Today, I woke up to the violence in Las Vegas, the News Ad. reading: “Las Vegas Strip shooting: More than 50 dead, 400 others injured.” USA Today: cover page. I was in shock and I thought three things: What, Why, and Who? As I listened to the story I was, waiting for friends to call about the shock, looking on tweeter and Facebook and like normal no one seemed to care. Just people on there way to work, not missing a beat, getting their coffee, kids off to school, getting ready for work. Same old stuff.
I asked myself “Are we so immune to violence that nothing but actually horror will move us to empathy or caring?” The last weeks we’ve had three hurricane’s threatening, and two made land fall, destroying Houston, The entire land mass of Florida, the Caribbean Island and the Island of Puerto. Do we even care? or is it something else?
I believe it could be something else. I believe that most American’s have PTSD.
PTSD (post traumatic stress disorder) is a mental health problem that some people develop after experiencing or witnessing a life-threatening event, like combat, a natural disaster, a car accident, or sexual assault.
It’s normal to have upsetting memories, feel on edge, or have trouble sleeping after this type of event. At first, it may be hard to do normal daily activities, like go to work, go to school, or spend time with people you care about. But most people start to feel better after a few weeks or months.
If it’s been longer than a few months and you’re still having symptoms, you may have PTSD. For some people, PTSD symptoms may start later on, or they may come and go over time.
- Reliving the event (also called re-experiencing symptoms). You may have bad memories or nightmares. You even may feel like you’re going through the event again. This is called a flashback.
- Avoiding situations that remind you of the event. You may try to avoid situations or people that trigger memories of the traumatic event. You may even avoid talking or thinking about the event.
- Having more negative beliefs and feelings. The way you think about yourself and others may change because of the trauma. You may feel guilt or shame. Or, you may not be interested in activities you used to enjoy. You may feel that the world is dangerous and you can’t trust anyone. You might be numb, or find it hard to feel happy.
- Feeling keyed up (also called hyper-arousal). You may be jittery, or always alert and on the lookout for danger. Or, you may have trouble concentrating or sleeping. You might suddenly get angry or irritable, startle easily, or act in unhealthy ways (like smoking, using drugs and alcohol, or driving recklessly.
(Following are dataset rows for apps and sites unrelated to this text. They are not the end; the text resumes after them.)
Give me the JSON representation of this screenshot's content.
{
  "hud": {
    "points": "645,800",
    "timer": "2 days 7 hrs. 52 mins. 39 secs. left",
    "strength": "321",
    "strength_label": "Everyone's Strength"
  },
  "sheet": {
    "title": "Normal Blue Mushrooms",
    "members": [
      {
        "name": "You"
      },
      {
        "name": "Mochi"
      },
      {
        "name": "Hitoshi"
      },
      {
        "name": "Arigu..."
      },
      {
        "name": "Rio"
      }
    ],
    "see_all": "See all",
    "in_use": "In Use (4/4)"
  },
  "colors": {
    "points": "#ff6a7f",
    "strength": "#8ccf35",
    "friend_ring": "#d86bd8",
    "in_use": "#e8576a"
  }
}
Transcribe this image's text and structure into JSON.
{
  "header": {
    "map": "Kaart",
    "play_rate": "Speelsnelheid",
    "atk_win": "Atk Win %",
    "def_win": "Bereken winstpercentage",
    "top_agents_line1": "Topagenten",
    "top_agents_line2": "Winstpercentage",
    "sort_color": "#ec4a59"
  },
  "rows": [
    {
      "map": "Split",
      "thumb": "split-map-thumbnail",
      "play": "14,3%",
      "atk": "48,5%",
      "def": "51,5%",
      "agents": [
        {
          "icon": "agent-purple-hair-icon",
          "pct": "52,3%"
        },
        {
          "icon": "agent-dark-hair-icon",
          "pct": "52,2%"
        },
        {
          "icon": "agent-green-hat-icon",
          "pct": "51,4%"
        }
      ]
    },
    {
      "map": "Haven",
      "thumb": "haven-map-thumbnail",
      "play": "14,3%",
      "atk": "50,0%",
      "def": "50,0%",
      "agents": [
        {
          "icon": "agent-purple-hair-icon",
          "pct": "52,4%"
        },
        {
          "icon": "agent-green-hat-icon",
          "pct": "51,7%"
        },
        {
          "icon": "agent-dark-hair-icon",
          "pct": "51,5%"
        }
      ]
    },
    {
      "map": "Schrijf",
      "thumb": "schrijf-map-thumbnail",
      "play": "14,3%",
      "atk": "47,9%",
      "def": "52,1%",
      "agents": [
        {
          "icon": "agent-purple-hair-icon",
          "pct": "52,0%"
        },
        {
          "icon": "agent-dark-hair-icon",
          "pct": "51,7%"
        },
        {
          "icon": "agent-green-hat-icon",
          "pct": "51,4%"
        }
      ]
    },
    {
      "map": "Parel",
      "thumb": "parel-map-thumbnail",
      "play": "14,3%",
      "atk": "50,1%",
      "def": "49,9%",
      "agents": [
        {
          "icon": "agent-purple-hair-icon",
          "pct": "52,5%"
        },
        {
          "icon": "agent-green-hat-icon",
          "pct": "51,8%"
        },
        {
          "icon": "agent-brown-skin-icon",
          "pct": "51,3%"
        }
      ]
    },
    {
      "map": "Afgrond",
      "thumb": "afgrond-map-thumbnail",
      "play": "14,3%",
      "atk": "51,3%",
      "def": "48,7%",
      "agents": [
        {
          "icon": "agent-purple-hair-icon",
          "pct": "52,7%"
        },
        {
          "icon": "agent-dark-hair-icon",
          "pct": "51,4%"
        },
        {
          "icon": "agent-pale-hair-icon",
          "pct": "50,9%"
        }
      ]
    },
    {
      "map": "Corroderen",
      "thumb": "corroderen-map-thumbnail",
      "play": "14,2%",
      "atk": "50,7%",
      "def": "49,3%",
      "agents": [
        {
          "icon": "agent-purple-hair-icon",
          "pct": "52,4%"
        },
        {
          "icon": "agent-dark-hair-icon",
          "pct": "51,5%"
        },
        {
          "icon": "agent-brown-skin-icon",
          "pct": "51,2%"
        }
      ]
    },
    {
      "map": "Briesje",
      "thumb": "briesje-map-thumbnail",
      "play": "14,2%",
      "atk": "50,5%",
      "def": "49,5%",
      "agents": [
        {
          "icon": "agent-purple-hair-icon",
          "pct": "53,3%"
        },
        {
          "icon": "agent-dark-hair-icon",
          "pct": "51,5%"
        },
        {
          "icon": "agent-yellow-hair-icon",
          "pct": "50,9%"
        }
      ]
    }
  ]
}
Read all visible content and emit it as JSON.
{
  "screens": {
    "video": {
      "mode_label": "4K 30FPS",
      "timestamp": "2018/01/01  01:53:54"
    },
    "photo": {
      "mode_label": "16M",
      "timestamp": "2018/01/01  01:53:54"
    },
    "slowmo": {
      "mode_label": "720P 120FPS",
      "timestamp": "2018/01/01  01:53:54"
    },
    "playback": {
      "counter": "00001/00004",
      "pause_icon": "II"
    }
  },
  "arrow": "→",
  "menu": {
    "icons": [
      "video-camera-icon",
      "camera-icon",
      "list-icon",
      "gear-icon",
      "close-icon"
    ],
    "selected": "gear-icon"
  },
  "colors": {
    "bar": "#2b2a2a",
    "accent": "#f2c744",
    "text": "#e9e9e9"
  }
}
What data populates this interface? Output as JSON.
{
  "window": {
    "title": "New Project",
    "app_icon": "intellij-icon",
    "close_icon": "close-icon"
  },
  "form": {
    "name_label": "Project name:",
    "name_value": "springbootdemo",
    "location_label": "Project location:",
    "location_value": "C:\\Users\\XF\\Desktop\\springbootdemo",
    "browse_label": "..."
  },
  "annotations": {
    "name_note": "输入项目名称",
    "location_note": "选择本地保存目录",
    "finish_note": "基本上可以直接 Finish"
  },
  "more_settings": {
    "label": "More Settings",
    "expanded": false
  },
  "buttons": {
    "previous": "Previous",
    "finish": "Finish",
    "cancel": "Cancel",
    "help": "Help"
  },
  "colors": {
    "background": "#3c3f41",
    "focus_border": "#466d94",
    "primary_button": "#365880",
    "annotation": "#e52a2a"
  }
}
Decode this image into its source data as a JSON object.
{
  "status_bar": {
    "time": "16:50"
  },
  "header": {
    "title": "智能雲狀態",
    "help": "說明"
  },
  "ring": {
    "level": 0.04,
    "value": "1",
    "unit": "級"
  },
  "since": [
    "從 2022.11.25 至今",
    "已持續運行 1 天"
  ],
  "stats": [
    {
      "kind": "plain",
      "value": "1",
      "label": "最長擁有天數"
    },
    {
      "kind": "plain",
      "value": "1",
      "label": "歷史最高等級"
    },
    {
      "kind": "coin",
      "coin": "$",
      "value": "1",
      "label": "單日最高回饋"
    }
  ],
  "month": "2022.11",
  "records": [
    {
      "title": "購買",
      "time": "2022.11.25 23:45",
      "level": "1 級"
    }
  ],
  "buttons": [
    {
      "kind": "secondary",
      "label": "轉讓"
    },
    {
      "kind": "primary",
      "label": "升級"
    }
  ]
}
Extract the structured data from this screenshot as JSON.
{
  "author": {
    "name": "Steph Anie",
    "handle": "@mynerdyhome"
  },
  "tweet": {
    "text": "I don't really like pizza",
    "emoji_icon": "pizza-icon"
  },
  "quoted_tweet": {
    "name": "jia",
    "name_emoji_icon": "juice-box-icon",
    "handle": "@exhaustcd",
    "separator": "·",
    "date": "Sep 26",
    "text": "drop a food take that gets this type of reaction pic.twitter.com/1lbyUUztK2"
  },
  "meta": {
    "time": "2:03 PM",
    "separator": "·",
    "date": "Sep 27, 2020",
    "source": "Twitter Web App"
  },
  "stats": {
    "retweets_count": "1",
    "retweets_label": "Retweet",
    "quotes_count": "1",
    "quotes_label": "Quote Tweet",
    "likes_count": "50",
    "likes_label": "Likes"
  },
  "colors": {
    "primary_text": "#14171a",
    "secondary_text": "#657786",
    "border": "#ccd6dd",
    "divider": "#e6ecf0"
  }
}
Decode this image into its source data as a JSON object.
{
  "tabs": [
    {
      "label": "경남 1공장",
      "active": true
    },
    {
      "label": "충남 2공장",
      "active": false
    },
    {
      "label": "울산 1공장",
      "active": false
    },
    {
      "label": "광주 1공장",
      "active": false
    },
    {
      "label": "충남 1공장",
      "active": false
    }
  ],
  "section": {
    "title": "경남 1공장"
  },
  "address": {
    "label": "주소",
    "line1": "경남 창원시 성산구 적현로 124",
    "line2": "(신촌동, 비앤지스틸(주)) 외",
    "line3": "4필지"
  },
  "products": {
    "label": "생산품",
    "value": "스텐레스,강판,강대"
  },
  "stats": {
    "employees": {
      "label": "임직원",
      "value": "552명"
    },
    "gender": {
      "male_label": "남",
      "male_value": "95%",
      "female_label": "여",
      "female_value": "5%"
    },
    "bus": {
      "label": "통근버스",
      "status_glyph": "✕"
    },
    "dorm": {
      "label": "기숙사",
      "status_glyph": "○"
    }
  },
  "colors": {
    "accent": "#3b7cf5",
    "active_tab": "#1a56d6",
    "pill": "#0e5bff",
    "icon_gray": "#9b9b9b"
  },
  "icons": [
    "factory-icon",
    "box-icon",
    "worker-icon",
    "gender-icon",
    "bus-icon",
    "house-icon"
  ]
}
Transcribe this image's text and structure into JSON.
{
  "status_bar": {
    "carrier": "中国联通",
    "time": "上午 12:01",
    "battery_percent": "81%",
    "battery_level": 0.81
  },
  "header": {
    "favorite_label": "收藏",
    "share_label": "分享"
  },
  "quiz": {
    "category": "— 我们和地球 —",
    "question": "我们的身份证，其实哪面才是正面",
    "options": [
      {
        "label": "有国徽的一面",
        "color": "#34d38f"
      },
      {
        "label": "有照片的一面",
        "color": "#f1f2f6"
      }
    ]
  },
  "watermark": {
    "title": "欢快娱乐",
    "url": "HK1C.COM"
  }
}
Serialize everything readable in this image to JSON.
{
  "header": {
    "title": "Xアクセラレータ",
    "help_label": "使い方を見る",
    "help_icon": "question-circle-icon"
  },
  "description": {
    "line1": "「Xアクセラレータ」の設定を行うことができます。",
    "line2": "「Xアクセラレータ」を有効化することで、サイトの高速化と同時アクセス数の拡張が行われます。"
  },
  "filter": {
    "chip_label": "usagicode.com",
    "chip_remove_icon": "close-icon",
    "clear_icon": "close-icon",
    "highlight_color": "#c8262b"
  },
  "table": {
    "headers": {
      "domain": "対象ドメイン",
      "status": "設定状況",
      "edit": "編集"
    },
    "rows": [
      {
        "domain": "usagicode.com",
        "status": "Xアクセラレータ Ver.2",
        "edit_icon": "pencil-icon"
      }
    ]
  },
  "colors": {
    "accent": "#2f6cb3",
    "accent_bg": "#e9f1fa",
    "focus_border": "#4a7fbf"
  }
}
Department of Veterans Affairs (2017)
People with PTSD may also have other problems. These include:
- Feelings of hopelessness, shame, or despair
- Depression or anxiety
- Drinking or drug problems
- Physical symptoms or chronic pain
- Employment problems
- Relationship problems, including divorce (D.V.A, 2017)
As a nation we have been through a lot of thing just in my life time but also over history: Desert Storm, Desert Shield, Clinton years, Bush years, Obama years, the stock market meltdown, 9/11, Trump election, Police brutality, School Shootings, Heroin epidemic etc. So as a nation we are sick and in need of some type of therapy.
What treatments are available?
Psychotherapy for PTSD
Psychotherapy, or counseling, involves meeting with a therapist.
- Trauma-focused psychotherapy, which focuses on the memory of the traumatic event or its meaning, is the most effective treatment for PTSD. There are different types of trauma-focused psychotherapy, such as:
- Cognitive Processing Therapy (CPT) where you learn skills to understand how trauma changed your thoughts and feelings. Changing how you think about the trauma can change how you feel.
- Prolonged Exposure (PE) where you talk about your trauma repeatedly until memories are no longer upsetting. This will help you get more control over your thoughts and feelings about the trauma. You also go to places or do things that are safe, but that you have been staying away from because they remind you of the trauma.
- Eye Movement Desensitization and Reprocessing (EMDR), which involves focusing on sounds or hand movements while you talk about the trauma. This helps your brain work through the traumatic memories. (DVA, 2017)
Or we can start treating people with a little more respect, love, empathy, kindness, because we have been through a lot!!!